#12-166

Complete

Date Full Report Received

12/01/2014

Date Abstract Report Received

12/01/2014

Investigation

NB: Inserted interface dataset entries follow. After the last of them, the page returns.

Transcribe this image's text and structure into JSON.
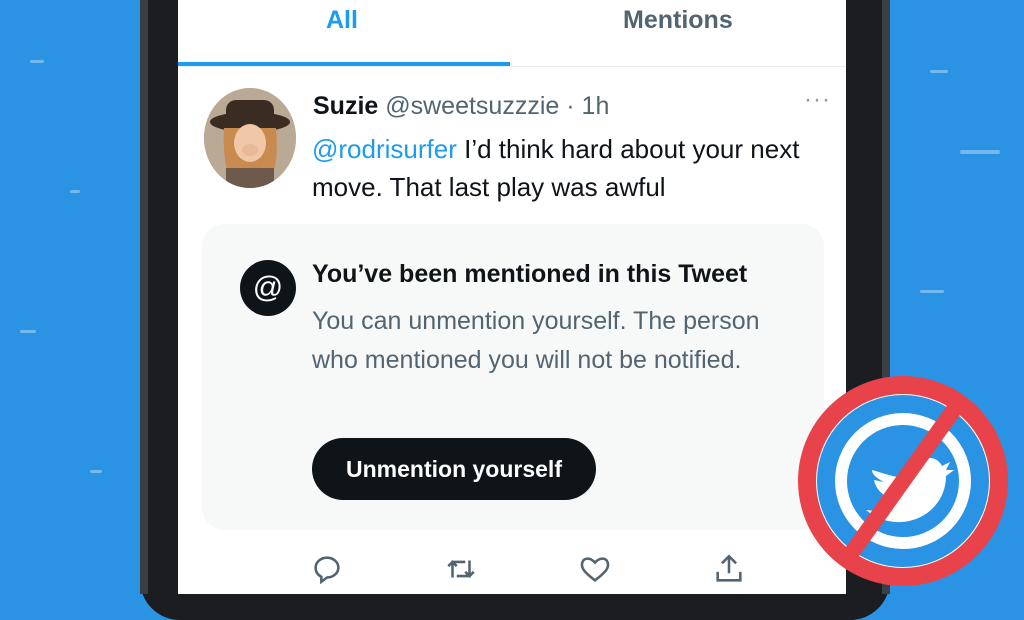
{
  "tabs": [
    {
      "label": "All",
      "active": true
    },
    {
      "label": "Mentions",
      "active": false
    }
  ],
  "tweet": {
    "author_name": "Suzie",
    "author_handle": "@sweetsuzzzie",
    "separator": "·",
    "time": "1h",
    "mention": "@rodrisurfer",
    "text": " I’d think hard about your next move. That last play was awful",
    "more_icon": "more-icon"
  },
  "notice": {
    "icon": "at-icon",
    "icon_glyph": "@",
    "title": "You’ve been mentioned in this Tweet",
    "text": "You can unmention yourself. The person who mentioned you will not be notified.",
    "button_label": "Unmention yourself"
  },
  "actions": [
    "reply-icon",
    "retweet-icon",
    "like-icon",
    "share-icon"
  ],
  "colors": {
    "background": "#2a93e3",
    "accent": "#1d9bf0",
    "text": "#0f1419",
    "secondary_text": "#536471",
    "badge_ring": "#e8434a"
  }
}
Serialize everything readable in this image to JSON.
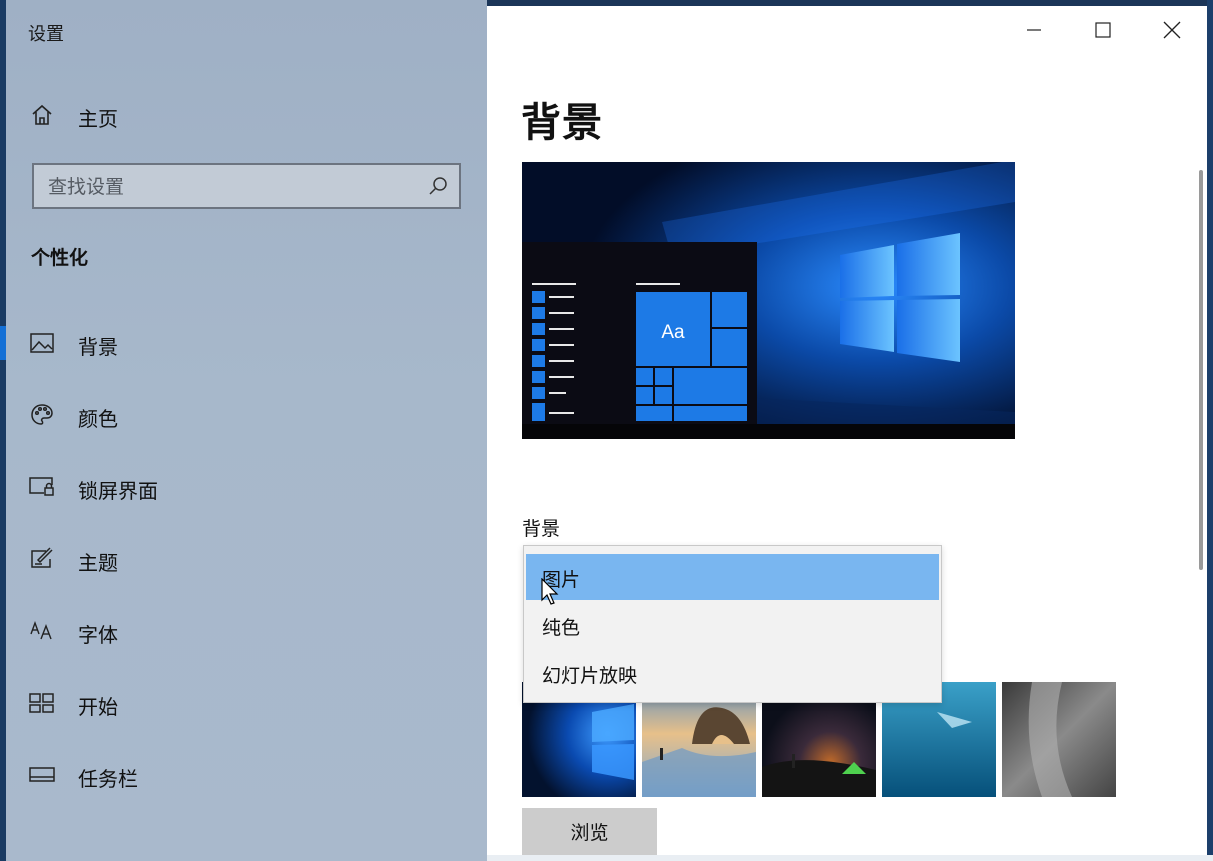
{
  "window": {
    "title": "设置",
    "controls": [
      "minimize-icon",
      "maximize-icon",
      "close-icon"
    ]
  },
  "sidebar": {
    "home_label": "主页",
    "search": {
      "placeholder": "查找设置",
      "value": ""
    },
    "section_title": "个性化",
    "items": [
      {
        "label": "背景",
        "icon": "image-icon",
        "active": true
      },
      {
        "label": "颜色",
        "icon": "palette-icon",
        "active": false
      },
      {
        "label": "锁屏界面",
        "icon": "lock-screen-icon",
        "active": false
      },
      {
        "label": "主题",
        "icon": "theme-brush-icon",
        "active": false
      },
      {
        "label": "字体",
        "icon": "font-icon",
        "active": false
      },
      {
        "label": "开始",
        "icon": "start-tiles-icon",
        "active": false
      },
      {
        "label": "任务栏",
        "icon": "taskbar-icon",
        "active": false
      }
    ]
  },
  "main": {
    "page_title": "背景",
    "preview": {
      "tile_label": "Aa"
    },
    "background_label": "背景",
    "dropdown": {
      "options": [
        "图片",
        "纯色",
        "幻灯片放映"
      ],
      "selected_index": 0
    },
    "thumbnails": [
      "windows-blue-logo-wallpaper",
      "beach-rock-arch-wallpaper",
      "night-sky-tent-wallpaper",
      "underwater-swimmer-wallpaper",
      "rock-cliff-climber-wallpaper"
    ],
    "browse_label": "浏览"
  },
  "colors": {
    "accent": "#1470d6",
    "selected_option": "#79b6f0",
    "sidebar_bg": "#a7b8cb"
  }
}
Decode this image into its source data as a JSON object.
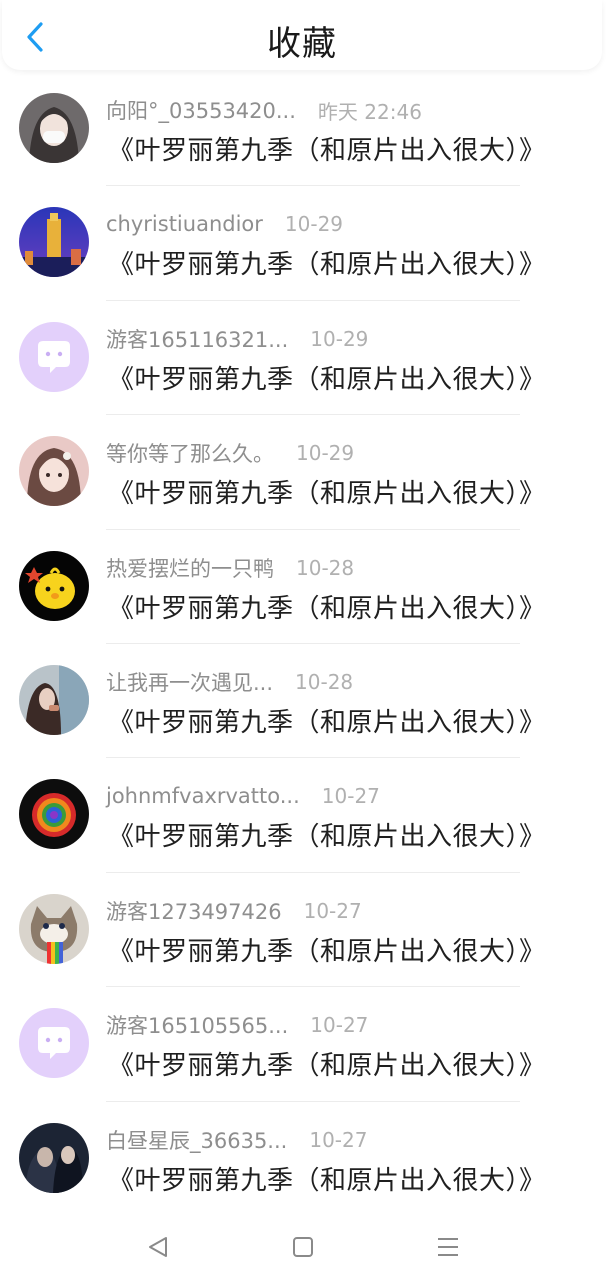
{
  "header": {
    "title": "收藏"
  },
  "items": [
    {
      "name": "向阳°_03553420...",
      "time": "昨天 22:46",
      "title": "《叶罗丽第九季（和原片出入很大）》",
      "avatar": "girl-mask-avatar"
    },
    {
      "name": "chyristiuandior",
      "time": "10-29",
      "title": "《叶罗丽第九季（和原片出入很大）》",
      "avatar": "city-night-avatar"
    },
    {
      "name": "游客165116321...",
      "time": "10-29",
      "title": "《叶罗丽第九季（和原片出入很大）》",
      "avatar": "default-chat-avatar"
    },
    {
      "name": "等你等了那么久。",
      "time": "10-29",
      "title": "《叶罗丽第九季（和原片出入很大）》",
      "avatar": "anime-girl-avatar"
    },
    {
      "name": "热爱摆烂的一只鸭",
      "time": "10-28",
      "title": "《叶罗丽第九季（和原片出入很大）》",
      "avatar": "yellow-duck-avatar"
    },
    {
      "name": "让我再一次遇见...",
      "time": "10-28",
      "title": "《叶罗丽第九季（和原片出入很大）》",
      "avatar": "girl-window-avatar"
    },
    {
      "name": "johnmfvaxrvatto...",
      "time": "10-27",
      "title": "《叶罗丽第九季（和原片出入很大）》",
      "avatar": "rainbow-rose-avatar"
    },
    {
      "name": "游客1273497426",
      "time": "10-27",
      "title": "《叶罗丽第九季（和原片出入很大）》",
      "avatar": "grumpy-cat-avatar"
    },
    {
      "name": "游客165105565...",
      "time": "10-27",
      "title": "《叶罗丽第九季（和原片出入很大）》",
      "avatar": "default-chat-avatar"
    },
    {
      "name": "白昼星辰_36635...",
      "time": "10-27",
      "title": "《叶罗丽第九季（和原片出入很大）》",
      "avatar": "couple-dark-avatar"
    }
  ],
  "colors": {
    "accent": "#1e9df2",
    "name": "#8e8e8e",
    "time": "#b0b0b0",
    "title": "#1f1f1f",
    "default_avatar": "#e3d0fb"
  }
}
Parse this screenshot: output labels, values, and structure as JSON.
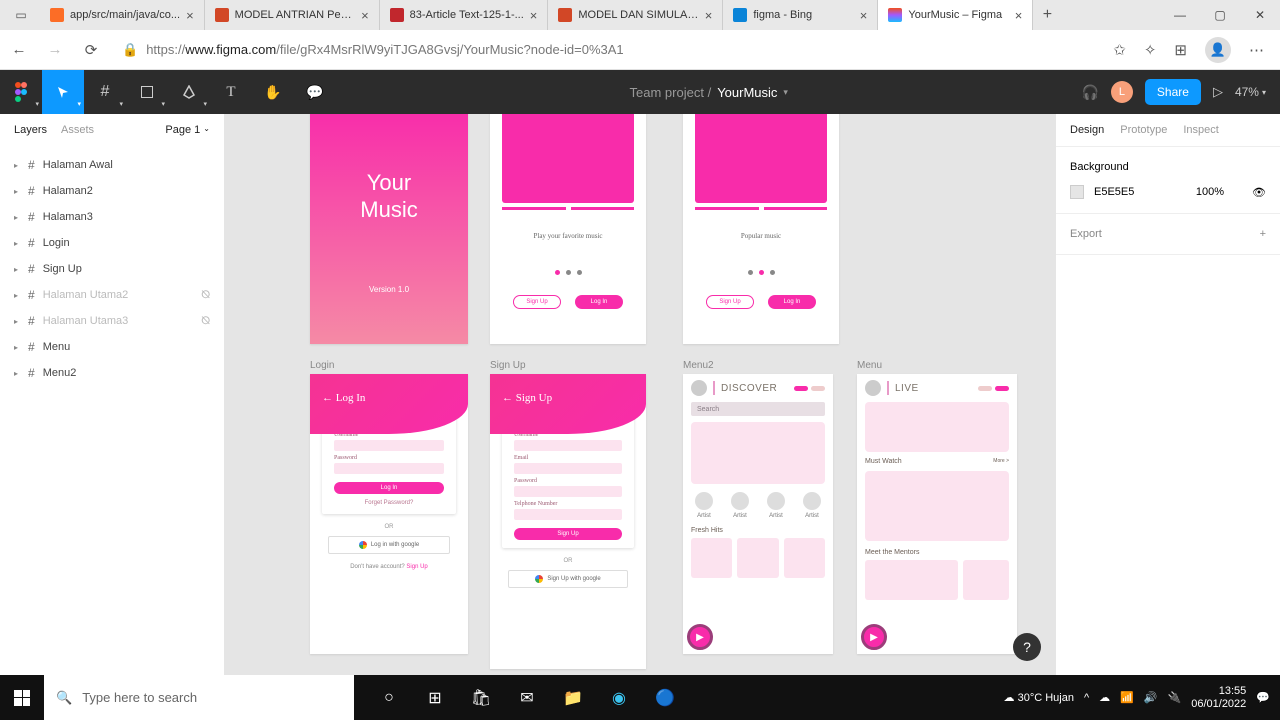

Institution:
Primary Investigator:
Porcine Reproductive and Respiratory Syndrome (PRRS) is a chronic and economically important viral disease of pigs. Currently used PRRS virus (PRRSV) vaccines have failed to completely protect against reinfections. In addition, reports of live virus vaccine acting as a source of revertant virus resulting in catastrophic consequences is a concern. Although available killed PRRSV vaccines are safe, but their efficacy is poor. Thus, there is a pressing need of developing a safe and protective killed PRRSV vaccine to protect pigs from PRRS outbreaks. Virus-like-particles (VLPs) constitutes a specific class of subunit vaccine that mimic the structure of authentic virus particles. The VLPs function as effective and safe antigens in the absence of viral genome and potentially toxic (immunosuppressive) viral gene products. Nanotechnology based vaccine delivery is one of the important research endeavors of the 21st century. Nanoparticles made of biodegradable and biocompatible polymers [e.g. PLGA [poly(lactide co-glycolide)] are approved by FDA to use in vaccine delivery systems. Our hypothesis is that delivery of PLGA nanoparticle-entrapped PRRSV-VLPs vaccine elicits cross-protective immune response in pigs, with increased clearance of challenged virulent heterologous PRRSV. Our three Objectives are: (i) To prepare PRRSV-VLPs to one each of North American and European PRRSV strains; (ii) To develop and characterize candidate PLGA nanoparticle-entrapped PRRS-VLPs vaccine; and (iii) To evaluate cross-protective efficacy of Nano-PRRSV-VLPs vaccine in pigs. Until now only two reports on PRRS-VLPs are available which made use of only two PRRSV membrane proteins, and their efficacy as a candidate vaccine was not evaluated in pigs. Since putative PRRSV neutralizing and T-cell epitopes and are not limited to two proteins, we believe that PRRS-VLPs comprising of 5-6 viral membrane proteins serve as a potent candidate vaccine. In our study, we cloned the six PRRSV membrane protein genes in to a baculovirus vector system and generated individual recombinant baculoviruses (rBVs). To generate PRRS-VLPs, we coinfected insect cells with different combinations of rBVs and observed VLPs of approximately 50nm size only when GP5-M and E protein are in the formulation. In a pilot pig vaccine trial, PRRS-VLPs entrapped in PLGA nanoparticles and coadministered intranasally twice with a potent mucosal adjuvant, Mycobacterium tuberculosis whole cell lysate, and challenged with a virulent heterologous PRRSV strain 1-4-4 was evaluated. Analysis of viremia suggested the reduced challenged viral RNA load and infectious virus in pigs received PRRS-VLPs irrespective of entrapment in NPs, while in the lungs without NPs encasing PRRS-VLPs helped to significantly reduce the viral load. In conclusion, we generated PRRS-VLPs containing all the six PRRSV membrane glycoproteins, and that could be a potential candidate vaccine when delivered with a potent adjuvant. Further, studies are required to confirm the dose-dependent vaccine efficacy and the degree of cross-protection against other heterologous PRRSV strains.

Contact: Renukaradhya J. Gourapura (Aradhya); Associate Professor, Food Animal Health Research Program, Ohio Agricultrual Research and Deverlopment Center, The Ohio State University, Phone: (330) 263-3748; Email: gourapura.1@osu.edu